View Full Version : Why uprez the native CCD size?
12-21-2005, 03:56 AM
This isn't really an HVX-specific question, but it has to do with CCD resolution which seems to be a hot issue now.
Let's say the number of pixels is less than the final image resolution, what's the advantage to interpolating extra pixels in the camera versus just recording the native resolution of the CCD and handling the interpolation in post? Aren't you just consuming more P2/hard drive space by doing that in-cam?
Is there something in the interpolation process that must be done in the camera?
I really don't understand the interpolation process so forgive me if this is a dumb question.
12-21-2005, 04:38 AM
there several reasons to this:
1. foremost we must deliver a standard framesize to the codec, in our case DVCPRO HD. it can be either 960x720 or 1280x1080.
2. We can use vertical off-set aka. pixelshift.
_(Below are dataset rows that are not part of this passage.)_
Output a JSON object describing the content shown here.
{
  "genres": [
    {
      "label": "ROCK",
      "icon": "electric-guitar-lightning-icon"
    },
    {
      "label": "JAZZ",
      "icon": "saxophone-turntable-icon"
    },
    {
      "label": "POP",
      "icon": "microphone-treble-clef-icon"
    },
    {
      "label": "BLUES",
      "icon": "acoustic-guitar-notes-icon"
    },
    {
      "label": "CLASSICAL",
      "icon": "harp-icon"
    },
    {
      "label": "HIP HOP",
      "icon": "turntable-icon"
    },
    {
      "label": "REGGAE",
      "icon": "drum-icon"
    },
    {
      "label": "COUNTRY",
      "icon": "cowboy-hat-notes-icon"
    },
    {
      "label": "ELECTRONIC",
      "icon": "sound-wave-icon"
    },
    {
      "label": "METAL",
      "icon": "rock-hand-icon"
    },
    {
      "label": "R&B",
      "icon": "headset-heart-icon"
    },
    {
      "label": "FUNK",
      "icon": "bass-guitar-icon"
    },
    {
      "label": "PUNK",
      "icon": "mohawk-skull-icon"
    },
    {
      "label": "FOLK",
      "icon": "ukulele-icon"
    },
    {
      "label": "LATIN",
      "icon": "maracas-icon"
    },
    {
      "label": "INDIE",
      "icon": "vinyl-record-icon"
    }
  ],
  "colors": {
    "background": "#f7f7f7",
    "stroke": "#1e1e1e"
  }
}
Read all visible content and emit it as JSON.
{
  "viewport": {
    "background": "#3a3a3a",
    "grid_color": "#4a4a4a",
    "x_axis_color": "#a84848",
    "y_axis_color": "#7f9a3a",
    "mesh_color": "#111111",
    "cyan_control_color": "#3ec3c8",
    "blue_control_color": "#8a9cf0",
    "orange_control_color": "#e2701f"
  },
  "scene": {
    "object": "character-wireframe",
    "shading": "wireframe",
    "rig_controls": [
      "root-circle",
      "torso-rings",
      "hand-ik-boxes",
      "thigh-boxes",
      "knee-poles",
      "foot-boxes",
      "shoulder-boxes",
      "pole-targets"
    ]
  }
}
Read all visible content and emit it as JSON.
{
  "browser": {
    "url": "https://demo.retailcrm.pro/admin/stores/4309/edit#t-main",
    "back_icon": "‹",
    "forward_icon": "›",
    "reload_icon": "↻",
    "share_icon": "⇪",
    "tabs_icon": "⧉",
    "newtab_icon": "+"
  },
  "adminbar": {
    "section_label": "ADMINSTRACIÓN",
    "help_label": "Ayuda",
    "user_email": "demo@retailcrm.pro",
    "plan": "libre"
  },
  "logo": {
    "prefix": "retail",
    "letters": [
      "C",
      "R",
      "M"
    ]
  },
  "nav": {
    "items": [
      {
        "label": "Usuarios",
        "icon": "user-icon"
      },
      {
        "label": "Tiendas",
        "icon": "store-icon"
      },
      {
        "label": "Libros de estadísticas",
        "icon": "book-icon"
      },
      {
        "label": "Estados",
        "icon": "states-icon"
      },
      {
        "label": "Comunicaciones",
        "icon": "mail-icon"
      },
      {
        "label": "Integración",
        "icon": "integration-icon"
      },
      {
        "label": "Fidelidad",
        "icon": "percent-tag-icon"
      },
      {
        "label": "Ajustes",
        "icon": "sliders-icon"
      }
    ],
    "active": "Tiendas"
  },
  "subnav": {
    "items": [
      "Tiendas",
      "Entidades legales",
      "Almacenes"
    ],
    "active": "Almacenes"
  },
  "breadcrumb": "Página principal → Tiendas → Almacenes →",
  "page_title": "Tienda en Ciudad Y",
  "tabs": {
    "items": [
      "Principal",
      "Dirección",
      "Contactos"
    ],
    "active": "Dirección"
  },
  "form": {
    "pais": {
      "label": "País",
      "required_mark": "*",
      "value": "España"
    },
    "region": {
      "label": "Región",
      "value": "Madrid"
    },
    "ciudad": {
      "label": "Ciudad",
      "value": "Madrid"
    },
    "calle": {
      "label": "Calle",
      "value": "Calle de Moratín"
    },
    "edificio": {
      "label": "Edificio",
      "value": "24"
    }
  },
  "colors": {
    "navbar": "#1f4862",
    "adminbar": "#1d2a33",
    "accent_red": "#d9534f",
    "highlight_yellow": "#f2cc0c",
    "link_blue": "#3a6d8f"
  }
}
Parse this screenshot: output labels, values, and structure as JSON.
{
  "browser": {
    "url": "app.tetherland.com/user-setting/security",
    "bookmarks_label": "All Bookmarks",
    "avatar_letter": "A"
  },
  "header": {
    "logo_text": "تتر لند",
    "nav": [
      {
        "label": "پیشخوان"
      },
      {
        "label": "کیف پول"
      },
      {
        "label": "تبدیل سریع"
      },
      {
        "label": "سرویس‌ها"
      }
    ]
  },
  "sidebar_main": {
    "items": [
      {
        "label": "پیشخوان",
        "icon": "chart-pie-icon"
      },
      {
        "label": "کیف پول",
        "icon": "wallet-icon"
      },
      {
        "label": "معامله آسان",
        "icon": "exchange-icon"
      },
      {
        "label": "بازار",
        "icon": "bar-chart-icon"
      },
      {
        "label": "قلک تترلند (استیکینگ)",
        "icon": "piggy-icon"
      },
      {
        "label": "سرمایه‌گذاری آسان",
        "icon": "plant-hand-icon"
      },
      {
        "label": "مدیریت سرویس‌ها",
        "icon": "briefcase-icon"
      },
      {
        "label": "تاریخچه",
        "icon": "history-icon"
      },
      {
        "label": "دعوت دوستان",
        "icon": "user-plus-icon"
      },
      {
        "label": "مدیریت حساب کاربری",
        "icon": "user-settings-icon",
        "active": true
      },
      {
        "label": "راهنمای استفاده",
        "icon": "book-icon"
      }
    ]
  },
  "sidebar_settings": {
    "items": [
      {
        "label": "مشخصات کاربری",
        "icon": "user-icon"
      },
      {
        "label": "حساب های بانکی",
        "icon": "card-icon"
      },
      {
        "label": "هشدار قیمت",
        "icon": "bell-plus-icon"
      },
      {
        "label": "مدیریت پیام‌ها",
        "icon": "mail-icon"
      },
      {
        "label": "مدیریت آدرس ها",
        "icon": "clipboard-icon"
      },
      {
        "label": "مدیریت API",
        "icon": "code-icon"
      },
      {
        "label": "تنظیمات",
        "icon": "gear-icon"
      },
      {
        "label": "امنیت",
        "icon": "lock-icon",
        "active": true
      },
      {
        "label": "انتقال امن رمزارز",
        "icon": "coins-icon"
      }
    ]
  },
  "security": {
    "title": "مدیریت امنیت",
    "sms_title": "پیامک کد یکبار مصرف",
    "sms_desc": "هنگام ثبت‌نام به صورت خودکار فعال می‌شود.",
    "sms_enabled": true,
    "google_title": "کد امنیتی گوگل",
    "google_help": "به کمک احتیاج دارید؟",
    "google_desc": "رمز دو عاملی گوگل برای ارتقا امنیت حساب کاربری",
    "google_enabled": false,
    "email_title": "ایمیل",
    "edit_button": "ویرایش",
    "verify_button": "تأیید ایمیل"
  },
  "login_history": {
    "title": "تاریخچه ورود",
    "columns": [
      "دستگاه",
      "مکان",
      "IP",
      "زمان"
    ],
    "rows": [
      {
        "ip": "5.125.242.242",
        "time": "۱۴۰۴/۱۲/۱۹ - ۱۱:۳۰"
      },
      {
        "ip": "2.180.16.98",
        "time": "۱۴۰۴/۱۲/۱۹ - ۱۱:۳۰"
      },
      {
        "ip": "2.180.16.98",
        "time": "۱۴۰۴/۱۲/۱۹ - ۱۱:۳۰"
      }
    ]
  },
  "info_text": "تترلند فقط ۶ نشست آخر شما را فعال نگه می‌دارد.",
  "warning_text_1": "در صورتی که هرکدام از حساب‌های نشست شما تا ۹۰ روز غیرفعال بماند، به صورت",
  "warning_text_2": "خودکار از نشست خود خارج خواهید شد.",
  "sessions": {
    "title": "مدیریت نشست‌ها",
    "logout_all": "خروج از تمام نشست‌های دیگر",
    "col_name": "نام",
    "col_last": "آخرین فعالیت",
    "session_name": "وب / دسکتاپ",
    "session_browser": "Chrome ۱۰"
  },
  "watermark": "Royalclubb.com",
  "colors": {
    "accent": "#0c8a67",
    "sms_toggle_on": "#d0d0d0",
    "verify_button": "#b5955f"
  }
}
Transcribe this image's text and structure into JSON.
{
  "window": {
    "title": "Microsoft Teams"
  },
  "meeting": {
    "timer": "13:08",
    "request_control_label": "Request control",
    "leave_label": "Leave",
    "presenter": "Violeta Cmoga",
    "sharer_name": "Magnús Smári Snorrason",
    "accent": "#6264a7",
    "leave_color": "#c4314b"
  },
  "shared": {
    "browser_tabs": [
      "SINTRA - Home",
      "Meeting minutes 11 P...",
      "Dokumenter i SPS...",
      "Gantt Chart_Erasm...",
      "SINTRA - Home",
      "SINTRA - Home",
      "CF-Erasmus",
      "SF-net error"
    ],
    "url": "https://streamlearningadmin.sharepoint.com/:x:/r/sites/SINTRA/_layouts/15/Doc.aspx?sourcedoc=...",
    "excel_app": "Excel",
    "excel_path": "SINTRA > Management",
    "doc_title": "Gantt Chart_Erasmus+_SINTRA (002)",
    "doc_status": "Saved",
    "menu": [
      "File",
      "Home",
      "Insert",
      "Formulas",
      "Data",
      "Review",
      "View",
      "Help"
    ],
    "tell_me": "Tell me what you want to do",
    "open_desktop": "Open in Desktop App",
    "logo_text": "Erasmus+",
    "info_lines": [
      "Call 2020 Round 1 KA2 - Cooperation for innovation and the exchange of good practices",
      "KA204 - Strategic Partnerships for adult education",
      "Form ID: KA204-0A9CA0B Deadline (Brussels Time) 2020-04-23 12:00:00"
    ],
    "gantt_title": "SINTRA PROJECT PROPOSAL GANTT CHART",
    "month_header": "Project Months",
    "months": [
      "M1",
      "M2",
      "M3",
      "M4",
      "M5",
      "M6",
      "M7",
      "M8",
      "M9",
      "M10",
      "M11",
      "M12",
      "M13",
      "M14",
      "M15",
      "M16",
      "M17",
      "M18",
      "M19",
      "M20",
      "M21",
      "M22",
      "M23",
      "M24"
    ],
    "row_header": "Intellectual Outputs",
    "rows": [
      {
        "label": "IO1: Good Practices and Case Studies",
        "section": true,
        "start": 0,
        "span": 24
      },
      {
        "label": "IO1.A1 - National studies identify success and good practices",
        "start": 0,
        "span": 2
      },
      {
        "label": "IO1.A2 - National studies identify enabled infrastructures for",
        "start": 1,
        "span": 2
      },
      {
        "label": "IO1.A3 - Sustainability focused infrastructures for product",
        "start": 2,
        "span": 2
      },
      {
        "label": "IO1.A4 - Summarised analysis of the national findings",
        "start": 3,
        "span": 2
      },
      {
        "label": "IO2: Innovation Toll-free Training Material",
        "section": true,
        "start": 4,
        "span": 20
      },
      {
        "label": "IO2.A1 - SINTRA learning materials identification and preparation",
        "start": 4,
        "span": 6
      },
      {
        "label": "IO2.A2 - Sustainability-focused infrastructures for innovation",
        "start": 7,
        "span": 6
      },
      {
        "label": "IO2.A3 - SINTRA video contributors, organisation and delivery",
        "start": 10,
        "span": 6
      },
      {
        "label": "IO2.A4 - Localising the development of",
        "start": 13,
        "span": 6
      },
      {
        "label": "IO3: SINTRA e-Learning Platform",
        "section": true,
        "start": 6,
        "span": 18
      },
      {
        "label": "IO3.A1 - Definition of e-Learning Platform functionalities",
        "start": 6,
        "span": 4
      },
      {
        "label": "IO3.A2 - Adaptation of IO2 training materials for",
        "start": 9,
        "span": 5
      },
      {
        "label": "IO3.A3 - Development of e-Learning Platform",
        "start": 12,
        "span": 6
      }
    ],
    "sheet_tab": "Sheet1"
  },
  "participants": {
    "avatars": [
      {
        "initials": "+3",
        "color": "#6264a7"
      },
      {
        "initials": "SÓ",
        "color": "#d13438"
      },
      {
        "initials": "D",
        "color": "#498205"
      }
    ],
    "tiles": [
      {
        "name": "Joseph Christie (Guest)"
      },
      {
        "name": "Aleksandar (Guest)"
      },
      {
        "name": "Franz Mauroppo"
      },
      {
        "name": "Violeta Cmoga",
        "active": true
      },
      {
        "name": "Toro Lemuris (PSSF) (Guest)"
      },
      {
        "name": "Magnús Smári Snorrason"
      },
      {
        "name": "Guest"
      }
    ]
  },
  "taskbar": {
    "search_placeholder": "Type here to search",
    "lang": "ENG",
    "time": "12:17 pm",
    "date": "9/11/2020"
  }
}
Interpolation is the creation of pixels that dont exist at all. By using pixelsshift, we actually have some information in some of the color channels to increase the size. But we cant use the pixelshift after compression as we would need the raw RGB data from the CCD.
12-21-2005, 06:14 AM
Ahh that makes perfect sense. I didn't even consider the problems with trying to interpolate after compression. Thanks Anders!
12-21-2005, 10:39 AM
Assume that the native resolution for the CCDs is 960h x 540v. These numbers are TOO LOW, but it make my example easy for follow. (There is evidence to that suggests that the native CCDs are higher in resolution than this.)
The Blue and Red CCDs are offset from the Green CCD by 1/2 a pixel horizontal and 1/2 a pixel vertical. If we look at the sum total of all the information from the CCDs, there are 1920 points of information in the horizontal and 1080 points of information in the vertical. Recording in native mode (960x540) would loose this additional information from the CCD offset.
OK, one could create a native mode recording that is NATIVE 4:4:4, but this generates a non-standard output that editing software must deal with.
12-21-2005, 09:46 PM
Thanks for the helpful information. Which leads me to my next question- Are any video camera makers planning to use Foveon's sensor anytime soon? I'm surprised it hasn't taken off yet.
12-22-2005, 02:06 AM
The Foveon 4.5 MP sensor will only do 640x480 at 30fps and 7 fps for 1440x1060.
Also the DSP is power to process the output is pretty steep and the Blue layer is pretty noisy and lacks sensitivity. Also there is a slight problem with skin tones because of the spectral response of the layers.
12-22-2005, 11:08 AM
In addition to the frame rate limition, I recall there was some problems with strong over lit colors. If a red car was too bright, the red would wash out all the other colors for the pixel(s) and create a white pixel(s). Very odd looking. Another odd issue was that lights in a night image has a weird blue glow around them. As for colors, the colors were OK, but a little off.
Foveon has a great idea, but it will be several generations before we see it working in video cameras.
12-22-2005, 12:15 PM
... I recall there was some problems with strong over lit colors. If a red car was too bright, the red would wash out all the other colors for the pixel(s) and create a white pixel(s). Very odd looking. Another odd issue was that lights in a night image has a weird blue glow around them.
Yes this was with the first generation of RAW converter software for the sensors, and seen by owners of the Sigma SD9 and SD10 SLR's. It was fixed in the later generation of converters, so I don't think it was a problem with the sensor but an insufficient algorithm instead.
The problem with the color response is due to the way the layers are filtering the light.
In a bayer chip or a prism based camera you can tune the exact filtering property of the primary colors. In th Foveon yuou have to compromise so the other frequences will pass thru to the other layers.
Dave Coffin, the programmmer of the dcraw RAW converter states:
"The Foveon X3 Capture chip requires a different kind of interpolation. Unlike CCD arrays, it captures three colors at every pixel location. But the colors are not well separated, so the raw data looks very gray. Much processing is needed to enhance color while suppressing noise."
It is seen as purple or green color cast, making skin tones look funny.